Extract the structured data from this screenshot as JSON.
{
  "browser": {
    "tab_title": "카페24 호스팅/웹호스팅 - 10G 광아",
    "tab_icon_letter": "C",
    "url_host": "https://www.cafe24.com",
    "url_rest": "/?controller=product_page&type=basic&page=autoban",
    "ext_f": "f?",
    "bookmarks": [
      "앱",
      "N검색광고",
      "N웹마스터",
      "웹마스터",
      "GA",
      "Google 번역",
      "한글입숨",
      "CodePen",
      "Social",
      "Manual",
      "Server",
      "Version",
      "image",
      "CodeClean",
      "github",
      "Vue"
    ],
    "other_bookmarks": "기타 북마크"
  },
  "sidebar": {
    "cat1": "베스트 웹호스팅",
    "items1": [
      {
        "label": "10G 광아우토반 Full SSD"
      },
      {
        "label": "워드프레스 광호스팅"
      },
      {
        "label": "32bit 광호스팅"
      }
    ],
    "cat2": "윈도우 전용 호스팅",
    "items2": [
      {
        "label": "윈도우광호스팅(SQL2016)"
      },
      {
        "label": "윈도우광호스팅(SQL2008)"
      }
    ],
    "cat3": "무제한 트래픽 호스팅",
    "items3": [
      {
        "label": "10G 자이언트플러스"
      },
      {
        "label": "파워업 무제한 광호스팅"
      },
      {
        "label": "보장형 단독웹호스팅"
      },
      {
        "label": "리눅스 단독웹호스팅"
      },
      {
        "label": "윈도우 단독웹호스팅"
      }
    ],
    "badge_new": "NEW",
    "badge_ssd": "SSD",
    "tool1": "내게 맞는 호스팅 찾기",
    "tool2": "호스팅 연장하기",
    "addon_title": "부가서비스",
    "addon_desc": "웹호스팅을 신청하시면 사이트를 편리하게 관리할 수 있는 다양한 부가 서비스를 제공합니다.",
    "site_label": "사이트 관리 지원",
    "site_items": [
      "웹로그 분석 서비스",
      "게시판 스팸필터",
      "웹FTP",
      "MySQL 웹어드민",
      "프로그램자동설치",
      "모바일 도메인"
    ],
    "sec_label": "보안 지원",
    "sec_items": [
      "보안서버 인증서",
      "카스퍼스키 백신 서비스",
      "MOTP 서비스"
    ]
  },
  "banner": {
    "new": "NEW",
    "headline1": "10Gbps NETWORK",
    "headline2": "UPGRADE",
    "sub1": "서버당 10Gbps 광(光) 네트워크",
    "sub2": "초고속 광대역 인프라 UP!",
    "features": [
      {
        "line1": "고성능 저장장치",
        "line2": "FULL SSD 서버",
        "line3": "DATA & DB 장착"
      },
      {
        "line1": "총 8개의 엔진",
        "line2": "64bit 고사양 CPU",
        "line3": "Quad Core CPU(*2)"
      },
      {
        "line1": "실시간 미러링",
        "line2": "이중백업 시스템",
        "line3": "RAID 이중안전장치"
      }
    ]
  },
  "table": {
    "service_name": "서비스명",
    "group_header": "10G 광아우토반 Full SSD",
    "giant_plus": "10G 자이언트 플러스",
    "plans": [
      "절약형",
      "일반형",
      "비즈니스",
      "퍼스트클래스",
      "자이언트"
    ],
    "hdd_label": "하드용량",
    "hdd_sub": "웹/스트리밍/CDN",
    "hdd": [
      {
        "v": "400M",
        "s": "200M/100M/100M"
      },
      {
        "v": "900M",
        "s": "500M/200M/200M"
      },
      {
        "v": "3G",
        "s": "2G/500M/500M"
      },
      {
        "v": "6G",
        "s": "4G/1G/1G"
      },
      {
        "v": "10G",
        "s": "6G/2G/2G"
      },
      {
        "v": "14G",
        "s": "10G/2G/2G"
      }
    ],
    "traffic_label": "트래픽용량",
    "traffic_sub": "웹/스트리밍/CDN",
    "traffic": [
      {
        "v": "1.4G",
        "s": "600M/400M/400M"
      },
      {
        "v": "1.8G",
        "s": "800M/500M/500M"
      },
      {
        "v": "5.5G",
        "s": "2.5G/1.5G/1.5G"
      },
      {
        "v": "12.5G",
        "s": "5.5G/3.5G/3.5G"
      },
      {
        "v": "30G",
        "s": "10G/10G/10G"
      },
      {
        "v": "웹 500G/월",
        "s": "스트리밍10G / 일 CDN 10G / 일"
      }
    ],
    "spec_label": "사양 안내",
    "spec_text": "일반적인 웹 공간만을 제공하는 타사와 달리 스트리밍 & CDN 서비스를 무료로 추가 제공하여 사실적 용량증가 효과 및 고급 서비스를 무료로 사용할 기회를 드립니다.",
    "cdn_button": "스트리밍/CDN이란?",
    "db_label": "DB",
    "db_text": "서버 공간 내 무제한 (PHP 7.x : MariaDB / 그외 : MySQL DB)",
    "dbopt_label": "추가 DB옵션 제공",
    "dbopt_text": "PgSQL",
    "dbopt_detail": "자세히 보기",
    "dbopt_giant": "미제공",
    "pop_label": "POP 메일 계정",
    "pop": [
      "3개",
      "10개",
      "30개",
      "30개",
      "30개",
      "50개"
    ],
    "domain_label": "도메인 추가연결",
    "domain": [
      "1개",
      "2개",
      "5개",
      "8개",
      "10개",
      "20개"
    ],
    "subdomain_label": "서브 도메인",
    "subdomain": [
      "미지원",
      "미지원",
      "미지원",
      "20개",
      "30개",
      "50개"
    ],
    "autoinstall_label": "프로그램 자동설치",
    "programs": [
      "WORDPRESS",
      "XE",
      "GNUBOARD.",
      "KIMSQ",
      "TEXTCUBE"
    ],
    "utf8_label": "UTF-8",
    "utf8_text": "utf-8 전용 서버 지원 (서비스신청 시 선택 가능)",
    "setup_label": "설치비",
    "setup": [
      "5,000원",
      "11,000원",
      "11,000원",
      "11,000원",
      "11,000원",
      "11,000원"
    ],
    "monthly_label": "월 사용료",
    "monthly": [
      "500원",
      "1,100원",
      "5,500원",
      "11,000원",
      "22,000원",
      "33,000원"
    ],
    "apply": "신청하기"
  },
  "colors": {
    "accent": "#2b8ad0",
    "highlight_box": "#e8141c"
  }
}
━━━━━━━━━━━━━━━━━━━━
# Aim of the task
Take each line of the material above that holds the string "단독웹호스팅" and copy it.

# Response area
        "label": "보장형 단독웹호스팅"
        "label": "리눅스 단독웹호스팅"
        "label": "윈도우 단독웹호스팅"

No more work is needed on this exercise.